Well, simply put, to the lender, and those guys and gals in the mortgage world, FICO, or Fair Isaac scores as they're affectionately know, can slam your chances of being approved for a loan into the dirt.
The FICO score can decimate you, pummel you, biff you like Raging Bull, smash you like a wrecking ball against the side of a house, blast your saucer, torpedo your hull, sink your ship, and wreck your world.
You better believe it !
Your FICO score is the difference between getting a good financing rate or a bad one. It's the credit reporting system universally used by the mortgage lenders for determining whether or not you'll get a great mortgage rate, a prime mortgage rate, or a sorry one better know as a sub prime rate.
When the bureaus put your credit history down on paper for the financial world review, the FICO scores are calculated based on your past performance with the credit you've been extended.
The higher your score is, the better your chances for obtaining a great loan rate, and the less risk you'll appear to the lender.
The lower your score, the higher the risk you'll appear to the lender and the higher the interest rate you'll pay for the loan, that is if you qualify for one.
I've heard it said that the FICO system has been kind of a problem in recent days for our lenders.
Any thoughts for our lending community ?
The FICO score is a risk assessment of the information in a consumer's credit file.
It is a single, 3-digit number between 300-850tm which ranks consumers according to their credit risk, with the higher scores indicating a lower risk of consumer default.
Each score is accompanied by up to five reason codes indicating the factors that affect the score. The reason codes are shown in descending order of importance. All three of the credit reporting bureaus use the FICO Score in their reporting system. This includes Equifax, Experian and Trans Union.
The Fair Isaac Corporation (NYSE: FIC), 901 Marquette Avenue, Suite 3200, Minneapolis was founded in 1956 on the premise that reliable data will improve decisions in the business world.
U.S. banks and credit card issuers rely on Fair Isaac scores, as do insurers, retailers, telecommunications providers, healthcare organizations and government agencies. FICO® scores are considered the standard measure of credit risk.
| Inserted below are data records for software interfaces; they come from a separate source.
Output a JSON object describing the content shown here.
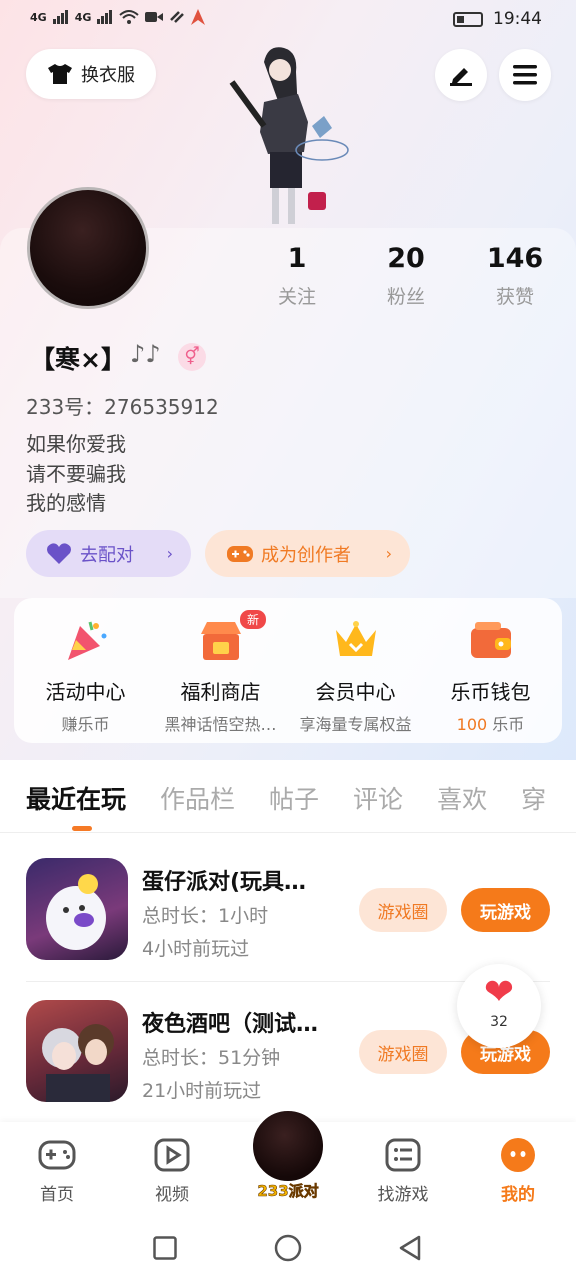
{
  "status": {
    "signal1": "4G",
    "signal2": "4G",
    "time": "19:44"
  },
  "header": {
    "wardrobe_label": "换衣服"
  },
  "profile": {
    "nickname": "【寒×】",
    "note_icon": "♪♪",
    "gender_symbol": "⚥",
    "uid": "233号：276535912",
    "bio": [
      "如果你爱我",
      "请不要骗我",
      "我的感情"
    ],
    "stats": [
      {
        "num": "1",
        "label": "关注"
      },
      {
        "num": "20",
        "label": "粉丝"
      },
      {
        "num": "146",
        "label": "获赞"
      }
    ],
    "match_label": "去配对",
    "creator_label": "成为创作者",
    "chevron": "›"
  },
  "features": [
    {
      "title": "活动中心",
      "sub": "赚乐币"
    },
    {
      "title": "福利商店",
      "sub": "黑神话悟空热…",
      "badge": "新"
    },
    {
      "title": "会员中心",
      "sub": "享海量专属权益"
    },
    {
      "title": "乐币钱包",
      "sub_amount": "100",
      "sub_unit": " 乐币"
    }
  ],
  "tabs": [
    "最近在玩",
    "作品栏",
    "帖子",
    "评论",
    "喜欢",
    "穿"
  ],
  "games": [
    {
      "title": "蛋仔派对(玩具…",
      "duration": "总时长：1小时",
      "last": "4小时前玩过",
      "circle": "游戏圈",
      "play": "玩游戏"
    },
    {
      "title": "夜色酒吧（测试…",
      "duration": "总时长：51分钟",
      "last": "21小时前玩过",
      "circle": "游戏圈",
      "play": "玩游戏"
    }
  ],
  "like_float": {
    "count": "32"
  },
  "nav": {
    "home": "首页",
    "video": "视频",
    "center": "233派对",
    "find": "找游戏",
    "mine": "我的"
  },
  "colors": {
    "accent": "#f57a1a",
    "purple": "#6a52c8",
    "pink": "#ef5e8c"
  }
}
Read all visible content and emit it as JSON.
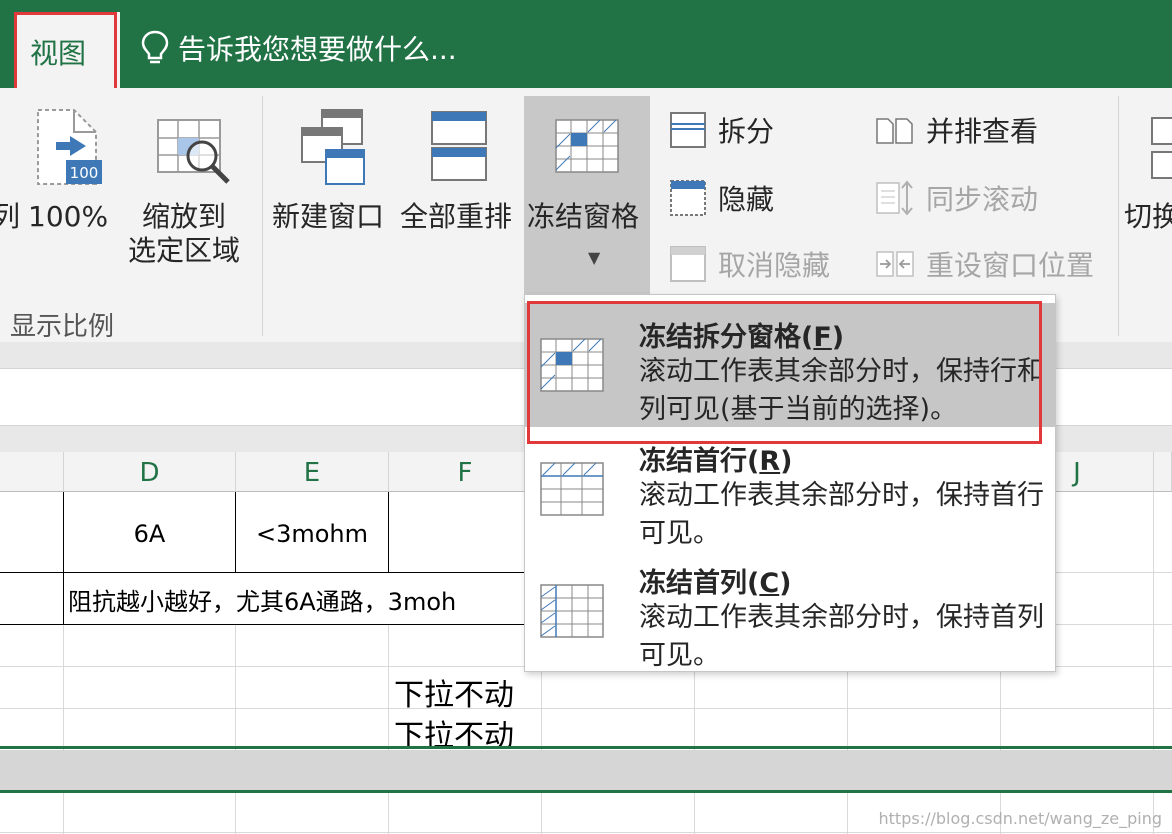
{
  "tabs": {
    "view": "视图",
    "tell_me": "告诉我您想要做什么..."
  },
  "ribbon": {
    "cut_left": "列",
    "zoom_100": "100%",
    "zoom_selection_line1": "缩放到",
    "zoom_selection_line2": "选定区域",
    "zoom_group_label": "显示比例",
    "new_window": "新建窗口",
    "arrange_all": "全部重排",
    "freeze_panes": "冻结窗格",
    "split": "拆分",
    "hide": "隐藏",
    "unhide": "取消隐藏",
    "view_side_by_side": "并排查看",
    "sync_scroll": "同步滚动",
    "reset_position": "重设窗口位置",
    "switch": "切换",
    "zoom_badge": "100"
  },
  "menu": {
    "items": [
      {
        "title_pre": "冻结拆分窗格(",
        "key": "F",
        "title_post": ")",
        "desc": "滚动工作表其余部分时，保持行和列可见(基于当前的选择)。"
      },
      {
        "title_pre": "冻结首行(",
        "key": "R",
        "title_post": ")",
        "desc": "滚动工作表其余部分时，保持首行可见。"
      },
      {
        "title_pre": "冻结首列(",
        "key": "C",
        "title_post": ")",
        "desc": "滚动工作表其余部分时，保持首列可见。"
      }
    ]
  },
  "sheet": {
    "columns": [
      "D",
      "E",
      "F",
      "J"
    ],
    "cells": {
      "d_row1": "6A",
      "e_row1": "<3mohm",
      "row2_text": "阻抗越小越好，尤其6A通路，3moh",
      "f_row4": "下拉不动",
      "f_row5": "下拉不动"
    }
  },
  "watermark": "https://blog.csdn.net/wang_ze_ping",
  "colors": {
    "excel_green": "#217346",
    "highlight_red": "#e0383b",
    "icon_blue": "#3f78b7"
  }
}
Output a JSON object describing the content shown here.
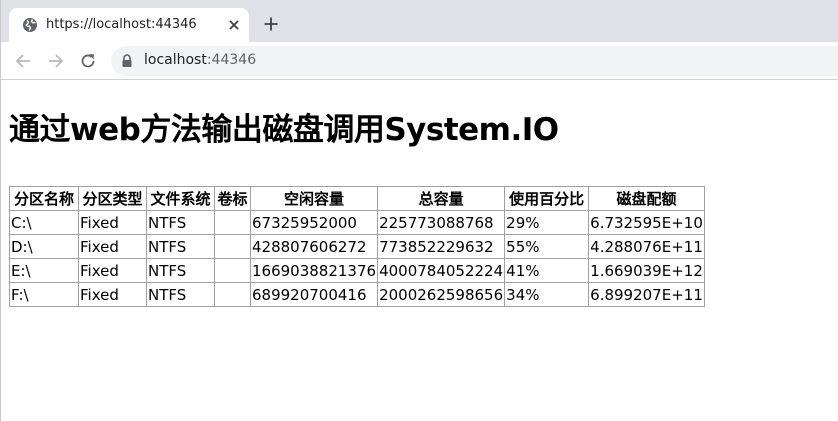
{
  "tab": {
    "title": "https://localhost:44346",
    "favicon": "globe-icon",
    "close": "close-icon",
    "new_tab": "plus-icon"
  },
  "toolbar": {
    "back": "back-arrow-icon",
    "forward": "forward-arrow-icon",
    "reload": "reload-icon",
    "lock": "lock-icon",
    "url_host": "localhost",
    "url_port": ":44346"
  },
  "page": {
    "heading": "通过web方法输出磁盘调用System.IO"
  },
  "table": {
    "headers": [
      "分区名称",
      "分区类型",
      "文件系统",
      "卷标",
      "空闲容量",
      "总容量",
      "使用百分比",
      "磁盘配额"
    ],
    "rows": [
      [
        "C:\\",
        "Fixed",
        "NTFS",
        "",
        "67325952000",
        "225773088768",
        "29%",
        "6.732595E+10"
      ],
      [
        "D:\\",
        "Fixed",
        "NTFS",
        "",
        "428807606272",
        "773852229632",
        "55%",
        "4.288076E+11"
      ],
      [
        "E:\\",
        "Fixed",
        "NTFS",
        "",
        "1669038821376",
        "4000784052224",
        "41%",
        "1.669039E+12"
      ],
      [
        "F:\\",
        "Fixed",
        "NTFS",
        "",
        "689920700416",
        "2000262598656",
        "34%",
        "6.899207E+11"
      ]
    ]
  },
  "colors": {
    "tabstrip": "#dee1e6",
    "omnibox": "#f1f3f4",
    "table_border": "#a0a0a0"
  }
}
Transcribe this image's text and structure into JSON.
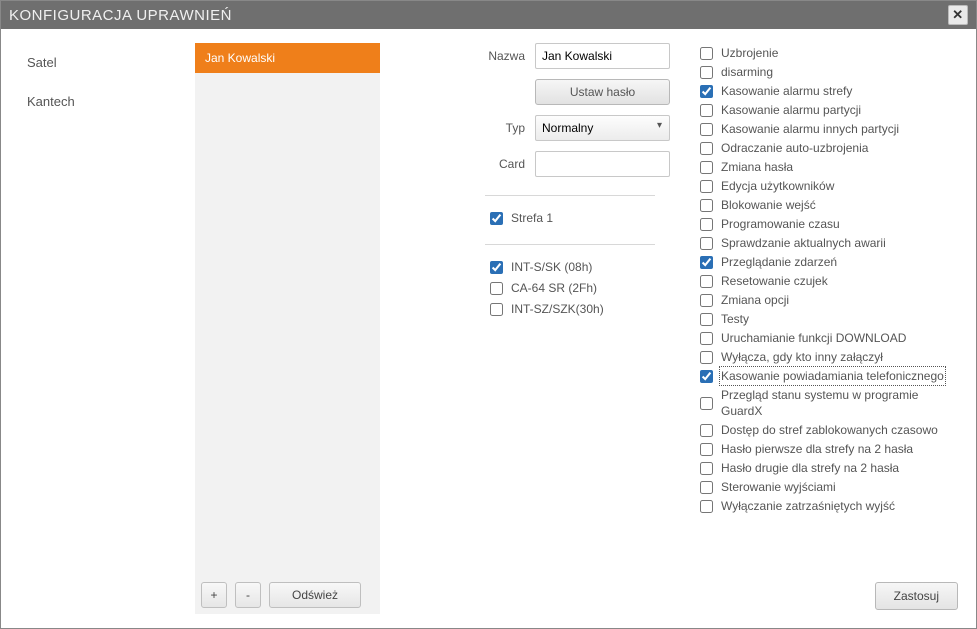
{
  "window": {
    "title": "KONFIGURACJA UPRAWNIEŃ"
  },
  "providers": [
    {
      "label": "Satel",
      "selected": true
    },
    {
      "label": "Kantech",
      "selected": false
    }
  ],
  "users": [
    {
      "label": "Jan Kowalski",
      "selected": true
    }
  ],
  "usersToolbar": {
    "add": "+",
    "remove": "-",
    "refresh": "Odśwież"
  },
  "form": {
    "nameLabel": "Nazwa",
    "nameValue": "Jan Kowalski",
    "passwordButton": "Ustaw hasło",
    "typeLabel": "Typ",
    "typeValue": "Normalny",
    "cardLabel": "Card",
    "cardValue": ""
  },
  "zones": [
    {
      "label": "Strefa  1",
      "checked": true
    }
  ],
  "devices": [
    {
      "label": "INT-S/SK  (08h)",
      "checked": true
    },
    {
      "label": "CA-64 SR   (2Fh)",
      "checked": false
    },
    {
      "label": "INT-SZ/SZK(30h)",
      "checked": false
    }
  ],
  "permissions": [
    {
      "label": "Uzbrojenie",
      "checked": false
    },
    {
      "label": "disarming",
      "checked": false
    },
    {
      "label": "Kasowanie alarmu strefy",
      "checked": true
    },
    {
      "label": "Kasowanie alarmu partycji",
      "checked": false
    },
    {
      "label": "Kasowanie alarmu innych partycji",
      "checked": false
    },
    {
      "label": "Odraczanie auto-uzbrojenia",
      "checked": false
    },
    {
      "label": "Zmiana hasła",
      "checked": false
    },
    {
      "label": "Edycja użytkowników",
      "checked": false
    },
    {
      "label": "Blokowanie wejść",
      "checked": false
    },
    {
      "label": "Programowanie czasu",
      "checked": false
    },
    {
      "label": "Sprawdzanie aktualnych awarii",
      "checked": false
    },
    {
      "label": "Przeglądanie zdarzeń",
      "checked": true
    },
    {
      "label": "Resetowanie czujek",
      "checked": false
    },
    {
      "label": "Zmiana opcji",
      "checked": false
    },
    {
      "label": "Testy",
      "checked": false
    },
    {
      "label": "Uruchamianie funkcji DOWNLOAD",
      "checked": false
    },
    {
      "label": "Wyłącza, gdy kto inny załączył",
      "checked": false
    },
    {
      "label": "Kasowanie powiadamiania telefonicznego",
      "checked": true,
      "focused": true
    },
    {
      "label": "Przegląd stanu systemu w programie GuardX",
      "checked": false
    },
    {
      "label": "Dostęp do stref zablokowanych czasowo",
      "checked": false
    },
    {
      "label": "Hasło pierwsze dla strefy na 2 hasła",
      "checked": false
    },
    {
      "label": "Hasło drugie dla strefy na 2 hasła",
      "checked": false
    },
    {
      "label": "Sterowanie wyjściami",
      "checked": false
    },
    {
      "label": "Wyłączanie zatrzaśniętych wyjść",
      "checked": false
    }
  ],
  "buttons": {
    "apply": "Zastosuj"
  }
}
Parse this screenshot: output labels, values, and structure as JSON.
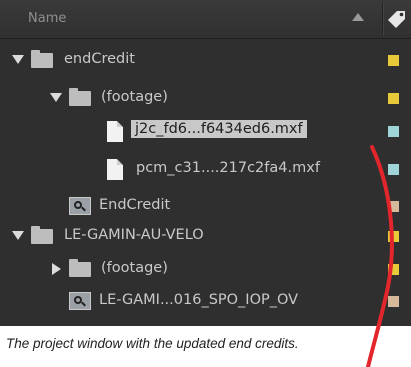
{
  "header": {
    "column_name": "Name"
  },
  "rows": [
    {
      "label": "endCredit",
      "swatch": "#e8c93a"
    },
    {
      "label": "(footage)",
      "swatch": "#e8c93a"
    },
    {
      "label": "j2c_fd6...f6434ed6.mxf",
      "swatch": "#9fd4d9",
      "selected": true
    },
    {
      "label": "pcm_c31....217c2fa4.mxf",
      "swatch": "#9fd4d9"
    },
    {
      "label": "EndCredit",
      "swatch": "#d6b89a"
    },
    {
      "label": "LE-GAMIN-AU-VELO",
      "swatch": "#e8c93a"
    },
    {
      "label": "(footage)",
      "swatch": "#e8c93a"
    },
    {
      "label": "LE-GAMI...016_SPO_IOP_OV",
      "swatch": "#d6b89a"
    }
  ],
  "caption": "The project window with the updated end credits.",
  "colors": {
    "panel": "#2f2f2f",
    "selection": "#c8c8c8",
    "annotation_line": "#e3262b"
  }
}
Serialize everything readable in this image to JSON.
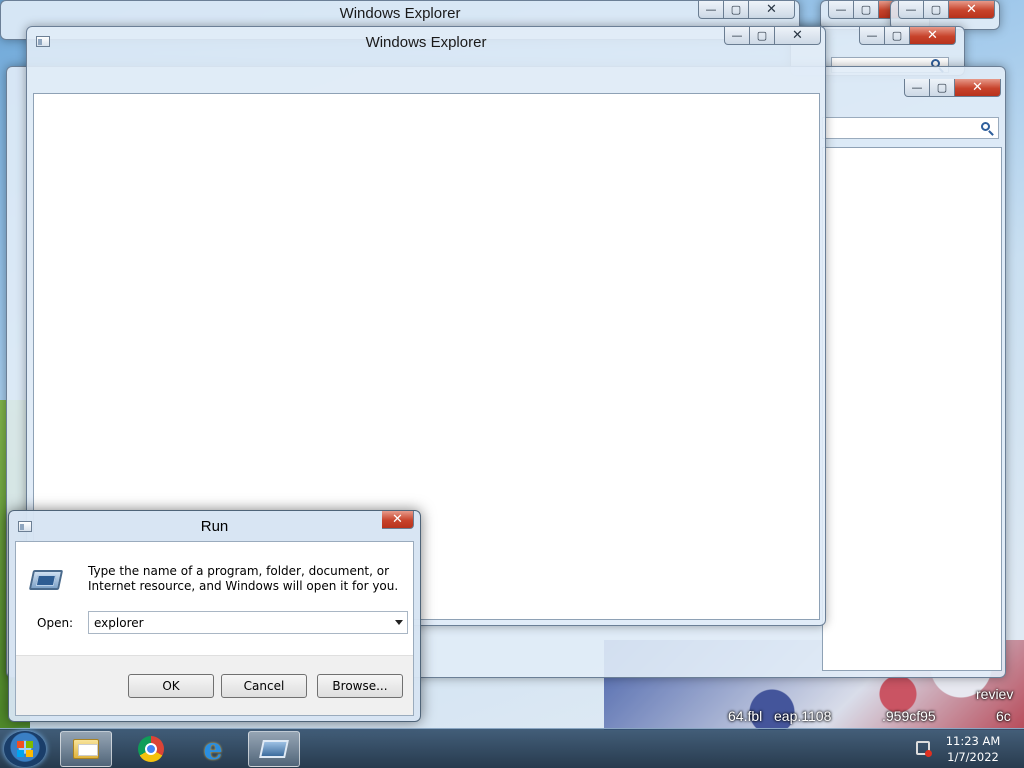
{
  "windows": [
    {
      "title": "Windows Explorer"
    },
    {
      "title": "Windows Explorer"
    }
  ],
  "window_controls": {
    "minimize": "—",
    "maximize": "▢",
    "close": "✕"
  },
  "desktop": {
    "snippet1": "64.fbl",
    "snippet2": "eap.1108",
    "snippet3": ".959cf95",
    "snippet4": "6c",
    "snippet5": "reviev"
  },
  "run_dialog": {
    "title": "Run",
    "message": "Type the name of a program, folder, document, or Internet resource, and Windows will open it for you.",
    "open_label": "Open:",
    "open_value": "explorer",
    "ok_label": "OK",
    "cancel_label": "Cancel",
    "browse_label": "Browse..."
  },
  "taskbar": {
    "items": [
      {
        "name": "windows-explorer",
        "icon": "folder-icon"
      },
      {
        "name": "google-chrome",
        "icon": "chrome-icon"
      },
      {
        "name": "internet-explorer",
        "icon": "ie-icon"
      },
      {
        "name": "run",
        "icon": "run-icon"
      }
    ],
    "ie_letter": "e",
    "clock_time": "11:23 AM",
    "clock_date": "1/7/2022"
  }
}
What are your experiences with the FICO (Fair Isaac Scores) system ?